When it comes to spam on Google.com and Google Maps, Google is talking out both sides of its mouth.
Background: Spam on Google Maps often comes in the form of hijacked listings, where a 3rd party comes in and edits someone else’s business listing … because Google lets them. Many local search watchers have been railing against this for ages, most notably Mike Blumenthal, who just last week temporarily hijacked Microsoft’s listing to illustrate the problem, and prompted Danny Sullivan to temporarily hijack Yahoo’s listing to shine an even brighter light on what’s going on.
End of background.
Yesterday, Google finally responded. You can read the full reply on Mike’s blog, but here’s the essence of the problem:
“The wiki nature of Google Maps expands upon Google’s steadfast commitment to open community.”
In other words, damn the torpedoes, Google is committed to this openness, this sharing, this community “wiki nature” of Google Maps. Let’s hold hands and sing “Kumbaya” together, shall we? Google’s response is, in my opinion, borderline offensive because it puts a higher priority on this non-existent “open community” ideal than it does on accuracy of information and the impact of inaccurate information on business owners and Google users.
Here’s where the hypocrisy comes in: Late last year, when defending Google’s stance against paid links, Matt Cutts used the example of someone in poor health using Google to get information about the sickness:
“…suppose you just visited your doctor and got a scary surprise: you or a member of your family have a tumor. The doctor is throwing around words like steroids, surgery, chemo, and radiosurgery. Much of what the doctor says washes over you, but you remember the word “radiosurgery” and resolve to find out more when you get home.”
Matt goes on to cite some examples of paid links related to important health terms and how those can interfere with Google’s ability to return accurate, helpful results to a person in need.
Meanwhile, Miriam Ellis wrote last night about how she recently moved, and didn’t have any contact info. for a local doctor, and had a medical emergency come up, so she used Google Maps to find doctors’ names and numbers. Now, the info she got from Google Maps was incorrect, but it wasn’t hijacked. Google’s lucky; it could’ve been. Says Miriam:
You’ve recently told Mike Blumenthal Google Maps has a wiki-nature. Can you see from my medical anecdote here that applying a wiki philosophy to contact information for medical providers is, somehow, inappropriate?
So tell us, Google … if health-related searches are a prime example of why selling links is the equivalent of spamming Google SERPS, and spam must be kept out of the SERPs at all costs because people need accurate information about medical issues, how come you don’t apply the same standard to Google Maps?

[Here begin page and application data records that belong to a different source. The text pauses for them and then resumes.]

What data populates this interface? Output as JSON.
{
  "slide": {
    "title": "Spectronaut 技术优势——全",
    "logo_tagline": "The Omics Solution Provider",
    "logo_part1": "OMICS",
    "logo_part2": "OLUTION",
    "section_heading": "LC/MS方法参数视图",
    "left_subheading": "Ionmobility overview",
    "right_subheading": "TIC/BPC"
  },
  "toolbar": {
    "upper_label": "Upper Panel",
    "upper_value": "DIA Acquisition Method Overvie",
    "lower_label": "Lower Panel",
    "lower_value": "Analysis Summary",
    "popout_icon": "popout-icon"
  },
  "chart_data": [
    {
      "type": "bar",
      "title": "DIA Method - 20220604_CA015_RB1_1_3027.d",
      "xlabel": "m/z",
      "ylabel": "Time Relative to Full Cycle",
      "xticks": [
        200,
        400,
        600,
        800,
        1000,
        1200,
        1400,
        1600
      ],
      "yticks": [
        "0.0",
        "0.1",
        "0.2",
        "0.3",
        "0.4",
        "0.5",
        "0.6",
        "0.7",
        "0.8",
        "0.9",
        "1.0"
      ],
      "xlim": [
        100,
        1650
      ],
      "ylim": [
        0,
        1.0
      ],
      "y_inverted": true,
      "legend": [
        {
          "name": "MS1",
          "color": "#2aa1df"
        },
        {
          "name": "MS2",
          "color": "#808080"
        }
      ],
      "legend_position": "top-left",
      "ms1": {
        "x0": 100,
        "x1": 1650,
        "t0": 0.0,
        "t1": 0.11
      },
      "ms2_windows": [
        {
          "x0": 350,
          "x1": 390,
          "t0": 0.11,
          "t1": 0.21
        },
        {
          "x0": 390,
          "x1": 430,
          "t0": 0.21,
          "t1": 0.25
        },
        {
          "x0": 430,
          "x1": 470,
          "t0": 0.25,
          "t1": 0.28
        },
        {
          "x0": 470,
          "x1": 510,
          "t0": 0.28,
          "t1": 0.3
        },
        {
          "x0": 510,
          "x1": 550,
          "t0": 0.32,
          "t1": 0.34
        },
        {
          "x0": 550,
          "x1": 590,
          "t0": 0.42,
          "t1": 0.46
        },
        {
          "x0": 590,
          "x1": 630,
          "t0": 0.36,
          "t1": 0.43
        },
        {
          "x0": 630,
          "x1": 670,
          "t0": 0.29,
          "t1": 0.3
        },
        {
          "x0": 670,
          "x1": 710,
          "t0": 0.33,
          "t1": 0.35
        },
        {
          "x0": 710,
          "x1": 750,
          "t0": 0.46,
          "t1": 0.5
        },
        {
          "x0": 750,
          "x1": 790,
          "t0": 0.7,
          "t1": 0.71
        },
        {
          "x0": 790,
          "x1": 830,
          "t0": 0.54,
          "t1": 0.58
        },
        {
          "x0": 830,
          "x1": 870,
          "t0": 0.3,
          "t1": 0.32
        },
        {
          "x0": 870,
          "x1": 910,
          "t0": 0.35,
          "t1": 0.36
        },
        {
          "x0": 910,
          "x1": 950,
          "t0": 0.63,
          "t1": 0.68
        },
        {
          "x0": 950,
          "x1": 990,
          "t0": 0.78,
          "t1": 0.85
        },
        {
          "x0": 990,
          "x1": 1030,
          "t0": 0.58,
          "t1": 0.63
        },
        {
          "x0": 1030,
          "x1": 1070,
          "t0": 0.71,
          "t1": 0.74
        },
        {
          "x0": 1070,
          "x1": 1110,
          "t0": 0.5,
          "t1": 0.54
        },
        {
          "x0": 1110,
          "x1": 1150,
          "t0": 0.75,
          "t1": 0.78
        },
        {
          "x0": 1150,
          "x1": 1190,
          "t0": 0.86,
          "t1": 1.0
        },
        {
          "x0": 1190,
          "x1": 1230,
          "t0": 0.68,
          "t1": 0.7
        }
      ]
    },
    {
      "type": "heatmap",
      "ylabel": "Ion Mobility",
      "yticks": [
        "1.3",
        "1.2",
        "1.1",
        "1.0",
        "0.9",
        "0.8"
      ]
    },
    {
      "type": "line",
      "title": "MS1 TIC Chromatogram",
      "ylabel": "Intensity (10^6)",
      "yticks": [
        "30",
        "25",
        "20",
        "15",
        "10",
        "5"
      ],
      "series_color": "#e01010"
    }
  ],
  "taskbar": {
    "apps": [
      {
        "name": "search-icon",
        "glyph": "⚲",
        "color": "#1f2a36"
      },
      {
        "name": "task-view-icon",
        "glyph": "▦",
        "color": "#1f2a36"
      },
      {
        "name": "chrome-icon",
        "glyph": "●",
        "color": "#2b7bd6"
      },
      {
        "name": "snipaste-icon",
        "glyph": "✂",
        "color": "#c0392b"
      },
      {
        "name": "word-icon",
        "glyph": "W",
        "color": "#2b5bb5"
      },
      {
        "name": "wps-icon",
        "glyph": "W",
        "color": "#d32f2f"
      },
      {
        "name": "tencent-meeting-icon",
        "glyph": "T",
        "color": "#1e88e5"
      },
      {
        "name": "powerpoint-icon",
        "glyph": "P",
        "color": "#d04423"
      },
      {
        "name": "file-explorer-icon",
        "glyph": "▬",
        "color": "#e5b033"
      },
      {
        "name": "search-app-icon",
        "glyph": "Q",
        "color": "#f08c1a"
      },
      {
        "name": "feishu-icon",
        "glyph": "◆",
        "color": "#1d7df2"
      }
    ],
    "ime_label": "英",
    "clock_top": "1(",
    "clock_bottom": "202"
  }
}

It’s time to end this love affair you have with “open community” and put the “wiki nature” of Google Maps to rest. The whole world has no business being able to edit any unclaimed business listing they want. Stop talking out both sides of your mouth: If accurate health info matters on Google.com, it matters just as much (maybe more) on Google Maps.